§ WHAT IS REQUIRED:
As you look over the data below, please find each line where the word "home" appears, then copy it.
DATA RECORDS Start Marker
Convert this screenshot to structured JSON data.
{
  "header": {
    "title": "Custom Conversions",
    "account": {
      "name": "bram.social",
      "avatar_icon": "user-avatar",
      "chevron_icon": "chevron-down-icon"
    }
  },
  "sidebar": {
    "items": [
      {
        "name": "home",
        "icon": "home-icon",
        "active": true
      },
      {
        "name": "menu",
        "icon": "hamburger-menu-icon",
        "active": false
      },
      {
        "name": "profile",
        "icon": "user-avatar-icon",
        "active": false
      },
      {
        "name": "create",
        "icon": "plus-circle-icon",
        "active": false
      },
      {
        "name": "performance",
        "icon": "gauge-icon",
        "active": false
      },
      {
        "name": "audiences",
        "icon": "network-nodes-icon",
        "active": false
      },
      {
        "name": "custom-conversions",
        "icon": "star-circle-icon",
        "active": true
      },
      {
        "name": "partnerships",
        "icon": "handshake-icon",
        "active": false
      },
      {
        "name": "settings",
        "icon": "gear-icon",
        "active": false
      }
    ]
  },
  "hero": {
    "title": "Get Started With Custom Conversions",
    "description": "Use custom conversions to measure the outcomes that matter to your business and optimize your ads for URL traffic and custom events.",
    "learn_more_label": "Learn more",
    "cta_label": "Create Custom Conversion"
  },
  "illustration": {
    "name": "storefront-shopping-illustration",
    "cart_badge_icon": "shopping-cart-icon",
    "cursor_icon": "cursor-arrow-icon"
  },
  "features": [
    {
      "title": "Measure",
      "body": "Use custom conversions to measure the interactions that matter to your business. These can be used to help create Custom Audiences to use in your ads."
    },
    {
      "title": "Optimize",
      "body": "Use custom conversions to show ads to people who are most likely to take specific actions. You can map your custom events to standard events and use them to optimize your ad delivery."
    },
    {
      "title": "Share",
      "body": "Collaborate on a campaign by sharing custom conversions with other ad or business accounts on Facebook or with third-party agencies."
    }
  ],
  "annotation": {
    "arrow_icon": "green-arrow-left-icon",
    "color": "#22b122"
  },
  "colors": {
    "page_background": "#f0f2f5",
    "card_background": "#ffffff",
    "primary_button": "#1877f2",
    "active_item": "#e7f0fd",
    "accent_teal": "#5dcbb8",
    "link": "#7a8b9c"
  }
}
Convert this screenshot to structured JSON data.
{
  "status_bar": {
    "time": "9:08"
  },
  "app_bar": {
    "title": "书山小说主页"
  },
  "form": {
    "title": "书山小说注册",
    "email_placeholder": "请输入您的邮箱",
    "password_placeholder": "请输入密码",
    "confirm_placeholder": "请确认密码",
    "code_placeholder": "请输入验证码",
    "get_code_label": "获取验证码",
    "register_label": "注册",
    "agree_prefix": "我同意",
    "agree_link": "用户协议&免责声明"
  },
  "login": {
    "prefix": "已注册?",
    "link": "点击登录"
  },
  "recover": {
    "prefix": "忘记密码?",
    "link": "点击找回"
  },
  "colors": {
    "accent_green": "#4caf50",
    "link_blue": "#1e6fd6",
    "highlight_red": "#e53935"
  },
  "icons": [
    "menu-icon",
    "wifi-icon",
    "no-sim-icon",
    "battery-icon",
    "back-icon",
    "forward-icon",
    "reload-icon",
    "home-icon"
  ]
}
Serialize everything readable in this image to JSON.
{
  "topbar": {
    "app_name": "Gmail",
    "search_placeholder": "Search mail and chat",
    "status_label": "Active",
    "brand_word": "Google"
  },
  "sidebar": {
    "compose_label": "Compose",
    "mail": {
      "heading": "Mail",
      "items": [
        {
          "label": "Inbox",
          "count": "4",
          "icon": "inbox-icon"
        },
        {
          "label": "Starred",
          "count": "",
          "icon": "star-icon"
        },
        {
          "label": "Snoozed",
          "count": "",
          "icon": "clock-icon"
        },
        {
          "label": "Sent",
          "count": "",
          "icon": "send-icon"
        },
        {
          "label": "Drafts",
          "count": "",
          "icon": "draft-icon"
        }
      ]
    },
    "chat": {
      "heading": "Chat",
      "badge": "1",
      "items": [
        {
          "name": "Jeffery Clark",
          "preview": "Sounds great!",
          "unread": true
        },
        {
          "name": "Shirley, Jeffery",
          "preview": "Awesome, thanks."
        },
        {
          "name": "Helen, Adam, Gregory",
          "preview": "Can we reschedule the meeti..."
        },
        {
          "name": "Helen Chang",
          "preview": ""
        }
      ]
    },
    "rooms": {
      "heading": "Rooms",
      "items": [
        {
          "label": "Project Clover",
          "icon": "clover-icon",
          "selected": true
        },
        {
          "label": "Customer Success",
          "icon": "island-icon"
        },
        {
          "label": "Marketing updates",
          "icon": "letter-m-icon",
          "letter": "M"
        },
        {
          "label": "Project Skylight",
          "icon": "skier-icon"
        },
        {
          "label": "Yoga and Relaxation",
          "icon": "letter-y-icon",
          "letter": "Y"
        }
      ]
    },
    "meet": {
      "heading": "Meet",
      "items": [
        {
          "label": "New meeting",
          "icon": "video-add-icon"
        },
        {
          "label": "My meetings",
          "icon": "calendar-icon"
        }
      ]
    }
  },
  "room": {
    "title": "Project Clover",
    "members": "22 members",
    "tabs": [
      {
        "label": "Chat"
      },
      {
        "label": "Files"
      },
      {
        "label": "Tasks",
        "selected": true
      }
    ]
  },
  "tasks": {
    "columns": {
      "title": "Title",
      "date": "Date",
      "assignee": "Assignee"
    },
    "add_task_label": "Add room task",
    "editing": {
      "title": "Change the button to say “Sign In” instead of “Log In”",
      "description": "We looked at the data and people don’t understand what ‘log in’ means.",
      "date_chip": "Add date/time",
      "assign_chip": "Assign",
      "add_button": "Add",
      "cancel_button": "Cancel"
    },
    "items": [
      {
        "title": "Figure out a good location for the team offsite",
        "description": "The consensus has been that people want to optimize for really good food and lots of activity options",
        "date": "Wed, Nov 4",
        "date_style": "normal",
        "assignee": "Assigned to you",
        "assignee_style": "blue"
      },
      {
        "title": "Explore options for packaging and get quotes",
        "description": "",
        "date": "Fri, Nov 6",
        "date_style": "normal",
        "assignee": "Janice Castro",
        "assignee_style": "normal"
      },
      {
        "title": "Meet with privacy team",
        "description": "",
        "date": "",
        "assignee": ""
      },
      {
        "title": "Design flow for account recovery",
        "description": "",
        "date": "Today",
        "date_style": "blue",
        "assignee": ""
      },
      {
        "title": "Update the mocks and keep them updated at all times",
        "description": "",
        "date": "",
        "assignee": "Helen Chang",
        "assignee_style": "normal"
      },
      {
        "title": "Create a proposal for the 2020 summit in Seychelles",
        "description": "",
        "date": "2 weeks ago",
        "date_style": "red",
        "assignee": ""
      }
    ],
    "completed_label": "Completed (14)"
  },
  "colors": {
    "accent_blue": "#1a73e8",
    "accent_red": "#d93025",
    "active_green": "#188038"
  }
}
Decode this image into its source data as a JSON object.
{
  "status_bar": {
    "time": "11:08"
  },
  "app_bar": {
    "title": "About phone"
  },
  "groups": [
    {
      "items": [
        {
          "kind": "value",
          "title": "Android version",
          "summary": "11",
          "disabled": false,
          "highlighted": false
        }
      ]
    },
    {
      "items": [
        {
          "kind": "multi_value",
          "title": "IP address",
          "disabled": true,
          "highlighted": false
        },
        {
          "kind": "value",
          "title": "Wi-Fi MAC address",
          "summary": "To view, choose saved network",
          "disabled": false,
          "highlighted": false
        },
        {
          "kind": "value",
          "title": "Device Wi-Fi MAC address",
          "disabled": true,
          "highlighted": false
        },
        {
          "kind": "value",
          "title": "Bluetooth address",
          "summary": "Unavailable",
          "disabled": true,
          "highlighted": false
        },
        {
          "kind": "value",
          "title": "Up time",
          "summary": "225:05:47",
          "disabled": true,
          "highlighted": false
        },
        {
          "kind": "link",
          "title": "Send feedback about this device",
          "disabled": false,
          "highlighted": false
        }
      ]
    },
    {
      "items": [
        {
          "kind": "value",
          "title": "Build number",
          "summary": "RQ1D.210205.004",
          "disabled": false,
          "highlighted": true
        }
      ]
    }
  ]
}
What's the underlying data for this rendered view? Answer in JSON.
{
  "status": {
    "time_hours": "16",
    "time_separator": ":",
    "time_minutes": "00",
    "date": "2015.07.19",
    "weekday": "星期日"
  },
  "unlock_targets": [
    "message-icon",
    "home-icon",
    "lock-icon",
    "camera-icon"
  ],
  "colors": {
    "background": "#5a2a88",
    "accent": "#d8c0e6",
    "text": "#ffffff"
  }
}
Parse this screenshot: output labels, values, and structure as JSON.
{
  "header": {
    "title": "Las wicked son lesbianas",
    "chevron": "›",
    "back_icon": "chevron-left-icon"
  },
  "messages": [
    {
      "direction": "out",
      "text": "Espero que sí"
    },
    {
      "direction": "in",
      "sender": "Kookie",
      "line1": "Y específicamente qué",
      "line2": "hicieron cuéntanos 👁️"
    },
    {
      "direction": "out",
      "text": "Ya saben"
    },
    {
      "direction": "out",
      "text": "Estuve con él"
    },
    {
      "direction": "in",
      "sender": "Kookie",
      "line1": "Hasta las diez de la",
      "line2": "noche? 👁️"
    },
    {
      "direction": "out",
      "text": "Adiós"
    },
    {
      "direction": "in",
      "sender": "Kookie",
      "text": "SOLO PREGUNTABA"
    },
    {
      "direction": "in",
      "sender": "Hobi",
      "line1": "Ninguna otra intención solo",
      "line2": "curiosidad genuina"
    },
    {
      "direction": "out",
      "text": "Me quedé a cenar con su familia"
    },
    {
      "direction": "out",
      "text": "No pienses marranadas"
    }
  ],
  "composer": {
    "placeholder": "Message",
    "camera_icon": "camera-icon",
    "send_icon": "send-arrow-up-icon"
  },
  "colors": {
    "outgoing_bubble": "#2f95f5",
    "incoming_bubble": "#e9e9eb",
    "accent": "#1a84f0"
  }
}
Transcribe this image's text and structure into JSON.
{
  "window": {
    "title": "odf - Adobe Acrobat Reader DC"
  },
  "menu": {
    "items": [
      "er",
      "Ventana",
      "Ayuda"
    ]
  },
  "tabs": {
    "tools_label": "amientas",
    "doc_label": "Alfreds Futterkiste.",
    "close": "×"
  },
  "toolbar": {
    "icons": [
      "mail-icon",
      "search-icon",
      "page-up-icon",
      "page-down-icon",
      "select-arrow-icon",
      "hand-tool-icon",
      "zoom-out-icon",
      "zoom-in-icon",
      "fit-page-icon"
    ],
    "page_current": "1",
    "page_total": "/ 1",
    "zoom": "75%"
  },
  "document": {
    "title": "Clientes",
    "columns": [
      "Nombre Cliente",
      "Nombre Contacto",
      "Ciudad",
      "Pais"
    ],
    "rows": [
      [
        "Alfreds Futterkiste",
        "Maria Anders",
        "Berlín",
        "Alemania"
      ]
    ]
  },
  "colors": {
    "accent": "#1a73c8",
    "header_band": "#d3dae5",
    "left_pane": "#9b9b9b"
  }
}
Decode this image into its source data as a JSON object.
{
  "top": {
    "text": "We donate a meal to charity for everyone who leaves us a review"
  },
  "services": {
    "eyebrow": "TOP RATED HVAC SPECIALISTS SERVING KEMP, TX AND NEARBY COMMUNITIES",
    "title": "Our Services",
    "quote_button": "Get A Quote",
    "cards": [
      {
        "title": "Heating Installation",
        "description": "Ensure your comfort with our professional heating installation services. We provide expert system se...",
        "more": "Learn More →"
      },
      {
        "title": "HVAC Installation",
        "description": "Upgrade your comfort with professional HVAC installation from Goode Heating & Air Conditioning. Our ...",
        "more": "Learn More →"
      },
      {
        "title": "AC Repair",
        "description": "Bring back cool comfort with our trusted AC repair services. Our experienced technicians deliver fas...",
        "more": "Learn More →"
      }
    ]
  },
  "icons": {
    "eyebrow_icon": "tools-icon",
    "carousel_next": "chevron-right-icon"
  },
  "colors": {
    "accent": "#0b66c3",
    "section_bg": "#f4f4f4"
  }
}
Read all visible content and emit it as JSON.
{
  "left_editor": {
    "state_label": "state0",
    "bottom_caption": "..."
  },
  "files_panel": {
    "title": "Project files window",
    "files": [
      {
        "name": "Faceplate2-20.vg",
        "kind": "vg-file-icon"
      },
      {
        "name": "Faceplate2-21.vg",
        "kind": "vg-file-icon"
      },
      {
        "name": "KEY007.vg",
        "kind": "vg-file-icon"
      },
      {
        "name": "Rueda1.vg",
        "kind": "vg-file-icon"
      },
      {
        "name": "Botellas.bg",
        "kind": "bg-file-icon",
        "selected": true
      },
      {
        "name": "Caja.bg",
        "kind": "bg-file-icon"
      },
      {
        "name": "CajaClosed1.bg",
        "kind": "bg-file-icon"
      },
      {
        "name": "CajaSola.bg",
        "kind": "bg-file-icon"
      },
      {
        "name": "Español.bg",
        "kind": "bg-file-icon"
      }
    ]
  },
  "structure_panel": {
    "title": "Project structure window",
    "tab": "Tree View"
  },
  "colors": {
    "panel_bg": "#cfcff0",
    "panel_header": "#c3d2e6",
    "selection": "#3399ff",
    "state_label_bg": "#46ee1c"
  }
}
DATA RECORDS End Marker
§ SOLVED EXERCISE:
        "name": "home",
        "icon": "home-icon",
    "home-icon"
    "home-icon",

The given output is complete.